2. Boost ad rates. The second way to boost revenue is to increase ad rates, difficult given the competition from Facebook’s CPC model and Google search, both of which perform extremely well in driving low cost response.
3. Increase ad volume. The third way is to increase the number of ad units within the stream — also problematic, because higher noise levels in social networks spur customer churn.
4. Sell media space outside Twitter. The fourth way would be to increase, somehow, the number of ads sold outside the Twitter ecosystem — quite possible, given Twitter’s April 2015 acquisition of TellApart, a tech firm specializing in cross-device and cross-platform ad retargeting. Of course, this would have to be supported by good data on Twitter users, and unfortunately Twitter has little of that. Facebook was smart enough to ask you about all your interests and get you to Like hundreds of brands … but Twitter, shy in the corner, forgot to ask.
5. Sell something else. The fifth path would be to expand to ancillary revenue streams, such as selling data on users (which Twitter has little of), taking a cut of e-commerce or Twitter-inspired offline transactions, or getting into actual mobile payments.
6. Paywall. The six option would be to charge a subscription for usage by consumers. Ha. In a world where information wants to be free, a Twitter consumer paywall would be death.
7. Charge media partners fees for access. The seventh would be charging other media platforms a fee for integration with Twitter promotions, sort of an extension of its current ad model.
Hm. That seems to be about it.
Twitter can only squeeze you so hard. So it wants more yous.
Most of our proposed solutions above — Nos. 2 through 7 — require Twitter to clearly push more ads or extract more data or money from current users. That’s a dangerous game, because boosting clutter in any network can kill it. (See: email marketing and telesales.) We are already seeing signs Twitter is at capacity in pushing ads on users. When the network missed revenue targets in April, analysts said that ad revenue per user was actually up (meaning each of you had more ads in your stream) while ad performance was down (new direct-response ad units didn’t perform to standards, meaning fewer of you clicked on Twitter ads). Too many ads with too little response suggests … Twitter is wringing its current users dry with too much marketing.
So solution No. 1 above — finding new users — is the best path forward. Here, Twitter’s challenge is it has become very difficult to use as more and more features are added.
Enter Project Lightning, with an easier learning curve

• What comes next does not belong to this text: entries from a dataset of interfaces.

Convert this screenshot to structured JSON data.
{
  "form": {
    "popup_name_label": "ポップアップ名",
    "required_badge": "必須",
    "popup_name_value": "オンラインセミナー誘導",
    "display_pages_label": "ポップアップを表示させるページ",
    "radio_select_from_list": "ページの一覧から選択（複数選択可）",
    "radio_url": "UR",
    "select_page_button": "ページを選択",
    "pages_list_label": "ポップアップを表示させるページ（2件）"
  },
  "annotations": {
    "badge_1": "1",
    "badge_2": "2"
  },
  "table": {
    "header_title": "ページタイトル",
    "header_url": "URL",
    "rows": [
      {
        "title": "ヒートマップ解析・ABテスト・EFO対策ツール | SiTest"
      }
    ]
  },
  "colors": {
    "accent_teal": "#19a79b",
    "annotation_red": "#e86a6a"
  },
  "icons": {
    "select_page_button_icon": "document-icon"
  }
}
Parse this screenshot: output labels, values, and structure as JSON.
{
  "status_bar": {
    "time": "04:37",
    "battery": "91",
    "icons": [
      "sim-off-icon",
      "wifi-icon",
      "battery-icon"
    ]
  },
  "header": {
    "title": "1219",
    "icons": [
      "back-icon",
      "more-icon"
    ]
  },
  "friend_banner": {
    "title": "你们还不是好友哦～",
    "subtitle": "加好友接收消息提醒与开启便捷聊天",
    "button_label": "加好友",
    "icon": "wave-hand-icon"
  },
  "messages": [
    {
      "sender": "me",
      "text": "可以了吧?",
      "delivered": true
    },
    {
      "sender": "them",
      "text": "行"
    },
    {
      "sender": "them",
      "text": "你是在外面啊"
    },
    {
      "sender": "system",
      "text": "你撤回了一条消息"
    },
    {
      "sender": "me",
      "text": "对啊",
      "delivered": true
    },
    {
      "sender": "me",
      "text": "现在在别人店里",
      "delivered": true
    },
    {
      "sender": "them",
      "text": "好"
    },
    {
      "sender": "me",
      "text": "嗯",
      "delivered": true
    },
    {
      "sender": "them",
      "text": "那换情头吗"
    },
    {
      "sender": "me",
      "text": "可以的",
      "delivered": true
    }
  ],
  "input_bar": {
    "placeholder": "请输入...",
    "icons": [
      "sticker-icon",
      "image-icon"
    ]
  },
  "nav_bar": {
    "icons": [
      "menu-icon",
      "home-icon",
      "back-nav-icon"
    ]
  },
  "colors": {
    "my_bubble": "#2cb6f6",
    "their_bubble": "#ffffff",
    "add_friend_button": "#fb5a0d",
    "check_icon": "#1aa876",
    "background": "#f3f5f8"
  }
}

The service has always been complex with a steep learning curve. The Twitter UX now requires following people, hoping they follow you back, contributing to a tweet stream, a personal profile page parsed into tweets, tweets and replies, or photos and videos, lists, favorites, direct messages, and a core communication complexity involving short text but potential photo, video, URL links, @’s, notifications, and hashtag additions, all within a character limit. Someone new to the Twitter party may now find the once-simple text service so complex they think, WTF?
But Twitter’s Project Lightning circumvents all that learning. Soon, if you join Twitter, you won’t even need to connect with anyone to dive in. You can just click a big button in the center of your screen or mobile device and get a curated list of cool news/videos/images tied to the major hot topics of the day. Obama sings at a service. A sports team wins a championship. A hot movie star exposed on the red carpet. You’ll immediately get the warm buzz of real humans sharing these events, a verisimilitude of personal connection, all concocted by the algorithmic robots at Twitter’s HQ.
It’s a smart idea, making it easier for new users to join. But this experience will be a very different Twitter — sort of a virtual curated network of no friends inside a virtual network of somewhat fake friends. A news circle in a friend circle, growing the circle of users to attract the bigger circle of marketers.
Good luck with the new button, Twitter. We know your investors are counting on it. We just hope your constant expansion into the ancillary media world to attract less-sophisticated users doesn’t kill the fun we had trying to make 140 simple characters work.